**Problem to work on**
Every entry below is to be retyped exactly as it appears.

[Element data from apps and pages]
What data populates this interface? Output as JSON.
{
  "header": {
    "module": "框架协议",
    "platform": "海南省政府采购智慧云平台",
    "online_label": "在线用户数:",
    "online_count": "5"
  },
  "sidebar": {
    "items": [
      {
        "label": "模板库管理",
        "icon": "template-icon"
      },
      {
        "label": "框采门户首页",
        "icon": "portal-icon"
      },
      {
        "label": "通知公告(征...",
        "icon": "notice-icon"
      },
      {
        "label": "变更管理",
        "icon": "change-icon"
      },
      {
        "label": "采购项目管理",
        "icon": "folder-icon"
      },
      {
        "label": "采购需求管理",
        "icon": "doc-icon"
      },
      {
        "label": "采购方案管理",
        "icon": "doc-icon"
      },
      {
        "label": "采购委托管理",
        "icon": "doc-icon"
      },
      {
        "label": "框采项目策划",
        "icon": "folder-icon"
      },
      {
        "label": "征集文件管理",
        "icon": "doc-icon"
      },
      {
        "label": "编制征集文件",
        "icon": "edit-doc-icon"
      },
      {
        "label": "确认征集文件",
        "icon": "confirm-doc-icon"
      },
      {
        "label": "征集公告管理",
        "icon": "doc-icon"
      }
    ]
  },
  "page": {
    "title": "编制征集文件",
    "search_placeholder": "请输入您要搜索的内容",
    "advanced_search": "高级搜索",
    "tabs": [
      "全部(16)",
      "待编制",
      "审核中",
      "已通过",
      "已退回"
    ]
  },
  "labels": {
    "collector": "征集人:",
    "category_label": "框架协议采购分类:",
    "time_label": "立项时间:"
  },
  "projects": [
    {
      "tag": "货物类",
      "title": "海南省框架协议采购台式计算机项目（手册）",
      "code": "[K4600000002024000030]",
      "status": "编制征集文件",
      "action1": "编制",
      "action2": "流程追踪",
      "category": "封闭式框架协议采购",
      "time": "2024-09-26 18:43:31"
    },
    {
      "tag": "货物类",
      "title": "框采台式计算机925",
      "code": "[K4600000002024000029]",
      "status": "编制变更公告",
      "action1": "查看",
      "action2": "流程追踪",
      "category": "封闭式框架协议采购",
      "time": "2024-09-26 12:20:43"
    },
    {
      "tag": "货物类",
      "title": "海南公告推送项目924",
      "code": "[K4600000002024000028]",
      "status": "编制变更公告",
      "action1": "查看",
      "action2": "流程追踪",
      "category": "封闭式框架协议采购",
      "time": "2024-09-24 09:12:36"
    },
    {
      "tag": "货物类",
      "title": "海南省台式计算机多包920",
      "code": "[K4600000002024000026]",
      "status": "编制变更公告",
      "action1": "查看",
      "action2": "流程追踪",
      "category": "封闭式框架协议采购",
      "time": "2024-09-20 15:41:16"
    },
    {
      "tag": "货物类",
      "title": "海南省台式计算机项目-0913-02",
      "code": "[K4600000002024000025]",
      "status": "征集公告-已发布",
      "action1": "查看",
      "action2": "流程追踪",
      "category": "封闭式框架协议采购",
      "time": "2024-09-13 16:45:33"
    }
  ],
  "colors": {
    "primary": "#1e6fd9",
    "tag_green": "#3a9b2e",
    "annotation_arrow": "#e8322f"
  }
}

**Reply to the task**
What data populates this interface? Output as JSON.
{
  "header": {
    "module": "框架协议",
    "platform": "海南省政府采购智慧云平台",
    "online_label": "在线用户数:",
    "online_count": "5"
  },
  "sidebar": {
    "items": [
      {
        "label": "模板库管理",
        "icon": "template-icon"
      },
      {
        "label": "框采门户首页",
        "icon": "portal-icon"
      },
      {
        "label": "通知公告(征...",
        "icon": "notice-icon"
      },
      {
        "label": "变更管理",
        "icon": "change-icon"
      },
      {
        "label": "采购项目管理",
        "icon": "folder-icon"
      },
      {
        "label": "采购需求管理",
        "icon": "doc-icon"
      },
      {
        "label": "采购方案管理",
        "icon": "doc-icon"
      },
      {
        "label": "采购委托管理",
        "icon": "doc-icon"
      },
      {
        "label": "框采项目策划",
        "icon": "folder-icon"
      },
      {
        "label": "征集文件管理",
        "icon": "doc-icon"
      },
      {
        "label": "编制征集文件",
        "icon": "edit-doc-icon"
      },
      {
        "label": "确认征集文件",
        "icon": "confirm-doc-icon"
      },
      {
        "label": "征集公告管理",
        "icon": "doc-icon"
      }
    ]
  },
  "page": {
    "title": "编制征集文件",
    "search_placeholder": "请输入您要搜索的内容",
    "advanced_search": "高级搜索",
    "tabs": [
      "全部(16)",
      "待编制",
      "审核中",
      "已通过",
      "已退回"
    ]
  },
  "labels": {
    "collector": "征集人:",
    "category_label": "框架协议采购分类:",
    "time_label": "立项时间:"
  },
  "projects": [
    {
      "tag": "货物类",
      "title": "海南省框架协议采购台式计算机项目（手册）",
      "code": "[K4600000002024000030]",
      "status": "编制征集文件",
      "action1": "编制",
      "action2": "流程追踪",
      "category": "封闭式框架协议采购",
      "time": "2024-09-26 18:43:31"
    },
    {
      "tag": "货物类",
      "title": "框采台式计算机925",
      "code": "[K4600000002024000029]",
      "status": "编制变更公告",
      "action1": "查看",
      "action2": "流程追踪",
      "category": "封闭式框架协议采购",
      "time": "2024-09-26 12:20:43"
    },
    {
      "tag": "货物类",
      "title": "海南公告推送项目924",
      "code": "[K4600000002024000028]",
      "status": "编制变更公告",
      "action1": "查看",
      "action2": "流程追踪",
      "category": "封闭式框架协议采购",
      "time": "2024-09-24 09:12:36"
    },
    {
      "tag": "货物类",
      "title": "海南省台式计算机多包920",
      "code": "[K4600000002024000026]",
      "status": "编制变更公告",
      "action1": "查看",
      "action2": "流程追踪",
      "category": "封闭式框架协议采购",
      "time": "2024-09-20 15:41:16"
    },
    {
      "tag": "货物类",
      "title": "海南省台式计算机项目-0913-02",
      "code": "[K4600000002024000025]",
      "status": "征集公告-已发布",
      "action1": "查看",
      "action2": "流程追踪",
      "category": "封闭式框架协议采购",
      "time": "2024-09-13 16:45:33"
    }
  ],
  "colors": {
    "primary": "#1e6fd9",
    "tag_green": "#3a9b2e",
    "annotation_arrow": "#e8322f"
  }
}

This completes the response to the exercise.